Below are the entries; set down each of them exactly.

> GIVEN DATA:
_ _ _ _

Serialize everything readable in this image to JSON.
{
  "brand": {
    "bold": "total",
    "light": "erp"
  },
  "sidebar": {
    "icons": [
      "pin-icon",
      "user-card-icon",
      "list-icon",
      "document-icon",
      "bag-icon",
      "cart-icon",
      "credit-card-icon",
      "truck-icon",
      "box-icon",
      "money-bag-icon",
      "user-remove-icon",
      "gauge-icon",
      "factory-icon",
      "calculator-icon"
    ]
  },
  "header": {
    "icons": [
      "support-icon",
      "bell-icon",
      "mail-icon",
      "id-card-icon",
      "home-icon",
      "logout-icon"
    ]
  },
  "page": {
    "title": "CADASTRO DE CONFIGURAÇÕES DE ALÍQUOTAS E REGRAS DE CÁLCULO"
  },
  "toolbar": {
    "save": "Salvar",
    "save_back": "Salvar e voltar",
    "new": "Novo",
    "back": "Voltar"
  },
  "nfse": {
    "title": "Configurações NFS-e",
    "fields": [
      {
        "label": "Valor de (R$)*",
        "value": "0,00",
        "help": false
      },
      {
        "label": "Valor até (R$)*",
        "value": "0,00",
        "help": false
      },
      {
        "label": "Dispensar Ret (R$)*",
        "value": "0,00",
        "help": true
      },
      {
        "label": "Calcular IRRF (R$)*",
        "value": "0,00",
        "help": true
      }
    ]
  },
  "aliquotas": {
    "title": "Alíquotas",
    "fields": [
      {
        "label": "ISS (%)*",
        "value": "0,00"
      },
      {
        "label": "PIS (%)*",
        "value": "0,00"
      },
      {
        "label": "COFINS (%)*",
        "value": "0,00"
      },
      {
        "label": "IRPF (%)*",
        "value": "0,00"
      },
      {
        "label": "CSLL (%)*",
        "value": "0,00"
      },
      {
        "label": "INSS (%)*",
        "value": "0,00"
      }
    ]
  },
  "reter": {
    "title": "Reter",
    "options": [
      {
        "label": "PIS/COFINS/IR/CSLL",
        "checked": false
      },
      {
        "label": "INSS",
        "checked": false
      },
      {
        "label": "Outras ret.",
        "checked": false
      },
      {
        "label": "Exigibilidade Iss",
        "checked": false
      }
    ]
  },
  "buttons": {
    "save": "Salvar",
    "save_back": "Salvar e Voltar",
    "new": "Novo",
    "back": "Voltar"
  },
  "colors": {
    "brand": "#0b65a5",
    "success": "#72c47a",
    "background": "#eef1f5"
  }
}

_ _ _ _

> REPLY TO THE EXERCISE:
Serialize everything readable in this image to JSON.
{
  "brand": {
    "bold": "total",
    "light": "erp"
  },
  "sidebar": {
    "icons": [
      "pin-icon",
      "user-card-icon",
      "list-icon",
      "document-icon",
      "bag-icon",
      "cart-icon",
      "credit-card-icon",
      "truck-icon",
      "box-icon",
      "money-bag-icon",
      "user-remove-icon",
      "gauge-icon",
      "factory-icon",
      "calculator-icon"
    ]
  },
  "header": {
    "icons": [
      "support-icon",
      "bell-icon",
      "mail-icon",
      "id-card-icon",
      "home-icon",
      "logout-icon"
    ]
  },
  "page": {
    "title": "CADASTRO DE CONFIGURAÇÕES DE ALÍQUOTAS E REGRAS DE CÁLCULO"
  },
  "toolbar": {
    "save": "Salvar",
    "save_back": "Salvar e voltar",
    "new": "Novo",
    "back": "Voltar"
  },
  "nfse": {
    "title": "Configurações NFS-e",
    "fields": [
      {
        "label": "Valor de (R$)*",
        "value": "0,00",
        "help": false
      },
      {
        "label": "Valor até (R$)*",
        "value": "0,00",
        "help": false
      },
      {
        "label": "Dispensar Ret (R$)*",
        "value": "0,00",
        "help": true
      },
      {
        "label": "Calcular IRRF (R$)*",
        "value": "0,00",
        "help": true
      }
    ]
  },
  "aliquotas": {
    "title": "Alíquotas",
    "fields": [
      {
        "label": "ISS (%)*",
        "value": "0,00"
      },
      {
        "label": "PIS (%)*",
        "value": "0,00"
      },
      {
        "label": "COFINS (%)*",
        "value": "0,00"
      },
      {
        "label": "IRPF (%)*",
        "value": "0,00"
      },
      {
        "label": "CSLL (%)*",
        "value": "0,00"
      },
      {
        "label": "INSS (%)*",
        "value": "0,00"
      }
    ]
  },
  "reter": {
    "title": "Reter",
    "options": [
      {
        "label": "PIS/COFINS/IR/CSLL",
        "checked": false
      },
      {
        "label": "INSS",
        "checked": false
      },
      {
        "label": "Outras ret.",
        "checked": false
      },
      {
        "label": "Exigibilidade Iss",
        "checked": false
      }
    ]
  },
  "buttons": {
    "save": "Salvar",
    "save_back": "Salvar e Voltar",
    "new": "Novo",
    "back": "Voltar"
  },
  "colors": {
    "brand": "#0b65a5",
    "success": "#72c47a",
    "background": "#eef1f5"
  }
}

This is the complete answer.